As a rebounder, Splitter has been dominant, averaging nearly eight boards in under 23 minutes of play.
He is scoring 8.1 points on 56 percent shooting, while exhibiting an offensive and defensive rating that is envied throughout the league.
His finishing ability has improved, and while he still seemingly misses an easy one here and there, the number of difficult shots that he has executed with perfection offsets any imbalance.
Look for an increased role in the latter portion of the year—especially if Duncan fails to get going—as Splitter continues to verify that San Antonio made a smart investment.
Despite a handful of impressive showings, it seems as though Danny Green isn't yet ready to shed his label as the team's most inconsistent player.
On a good day, Green is an elite scorer who will give defenses nightmares. The North Carolina product simply cannot be left alone beyond the arc. He is also a top-notch defender and a legitimate force on the glass.
But not every day is a good day. He can go cold as quickly as he can heat up and provides little service to the team on those occasions.
If he truly wants to separate himself from Ginobili and Belinelli, the Spurs' starting shooting guard will have to supplement his talent with a level of consistency going forward.
Did you miss him?
The former All-Star hasn't returned to his glory days, although he certainly has escaped the bottomless pit that he fell into last season.
Last year, any time Ginobili touched the ball, fans would cringe. However, instead of a turnover or a missed shot, fans can now expect incredible passes and a strong scoring effort from their sixth man.
This won't be a vintage season for Ginobili; however he certainly is on the path to redemption.
Kawhi Leonard received a lot of hype entering his third year, but it's clear that he has lived up to it. Not many players in this league are effective in every aspect of the game while being just 22.

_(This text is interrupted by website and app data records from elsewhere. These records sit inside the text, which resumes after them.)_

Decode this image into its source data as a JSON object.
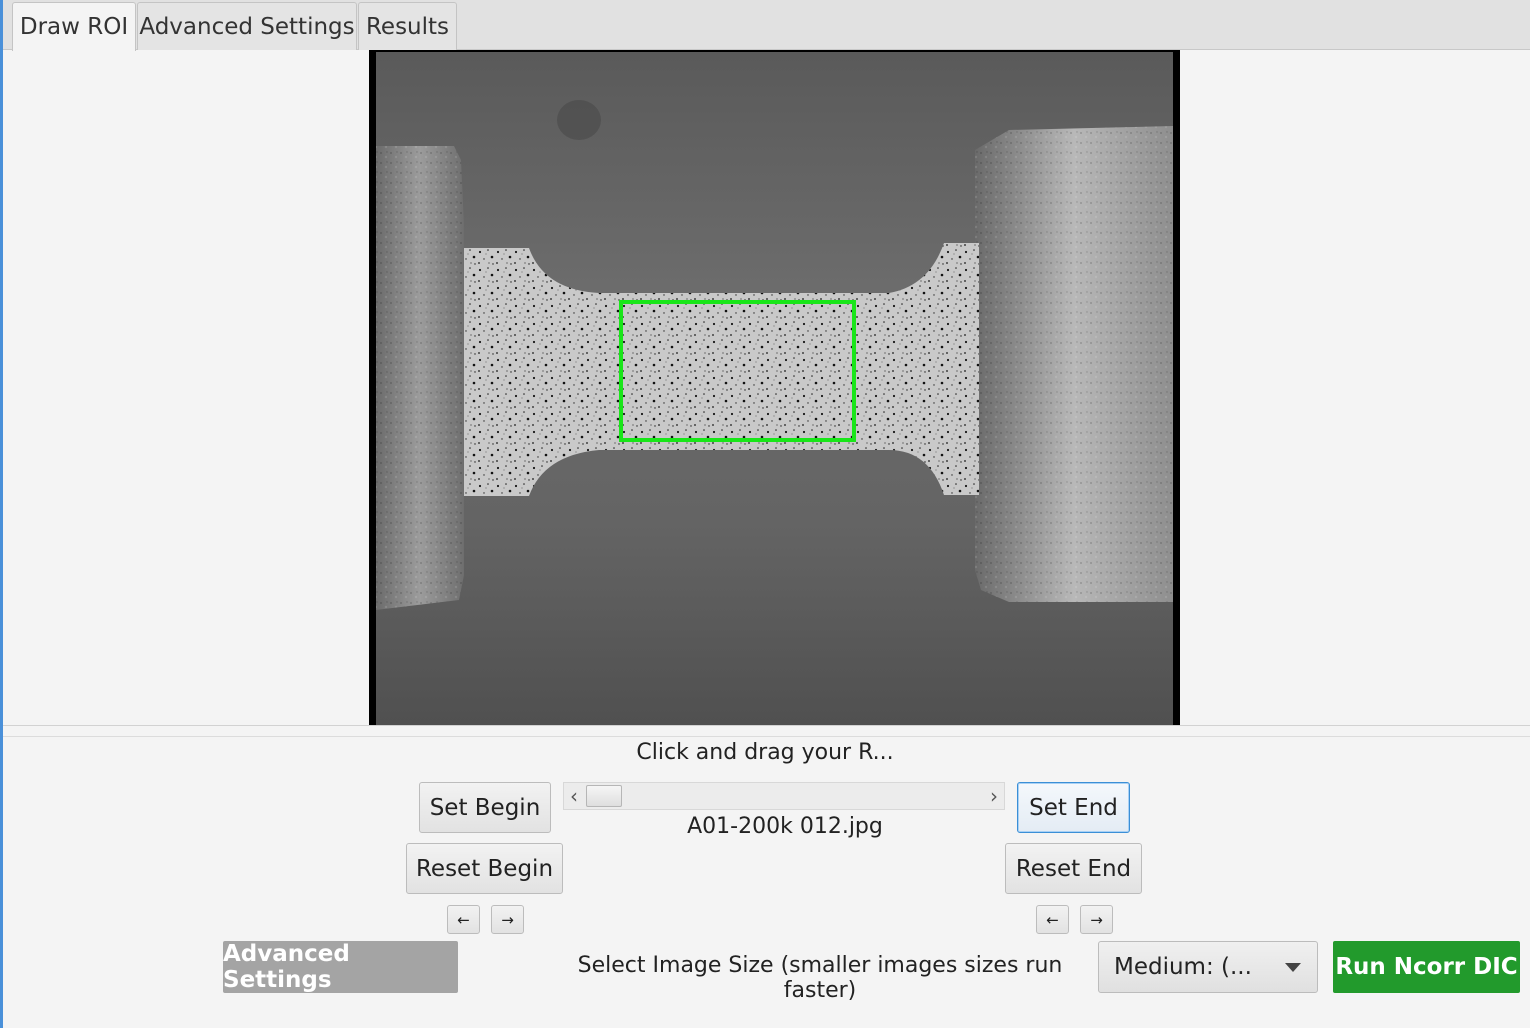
{
  "tabs": [
    {
      "label": "Draw ROI",
      "active": true
    },
    {
      "label": "Advanced Settings",
      "active": false
    },
    {
      "label": "Results",
      "active": false
    }
  ],
  "viewer": {
    "roi_color": "#19e619"
  },
  "instruction": "Click and drag your R...",
  "controls": {
    "set_begin": "Set Begin",
    "reset_begin": "Reset Begin",
    "set_end": "Set End",
    "reset_end": "Reset End",
    "arrow_left": "←",
    "arrow_right": "→",
    "slider_left": "‹",
    "slider_right": "›",
    "filename": "A01-200k 012.jpg"
  },
  "bottom": {
    "advanced_settings": "Advanced Settings",
    "image_size_label": "Select Image Size (smaller images sizes run faster)",
    "image_size_value": "Medium: (...",
    "run_button": "Run Ncorr DIC",
    "run_color": "#229a2c"
  }
}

Leonard, however, has managed to supplement his defensive aptitude with a balanced offensive attack—highlighted by his strong finishing ability—as well as a rebounding prowess that became apparent in last year's Finals.
Currently averaging 12.6 points in under 30 minutes, the team's future superstar is solidifying the notion that he will one day carry the squad.
After a resurgent 2013-14 campaign, the current season has been anything but for Duncan. His shooting percentage—.375 from the floor—is horrific.
That said, the veteran has managed to make an impact despite his offensive struggles. He still anchors the defense and contributes to the offensive attack in other ways.
Still, the 2013-14 season hasn't been pleasant for Duncan, and fans are starting to worry whether he's simply in a slump or something much, much worse.
Luckily, Duncan's struggles haven't been too detrimental to the team's record. At 11-1, the Spurs sit atop the West, and it's largely due to Tony Parker.
Every game is a show for Parker, who is averaging 18.1 points and six assists despite playing less than the average superstar.
Few guards shoot above 50 percent, but Parker is managing yet again to score in loads while being remarkably efficient.
He alone hasn't led the team to a league-high 11 wins, but he serves as the team's primary offensive catalyst. He'll continue to improve his stats once his playing time shoots up, but as for now the MVP-candidate has been quite impressive.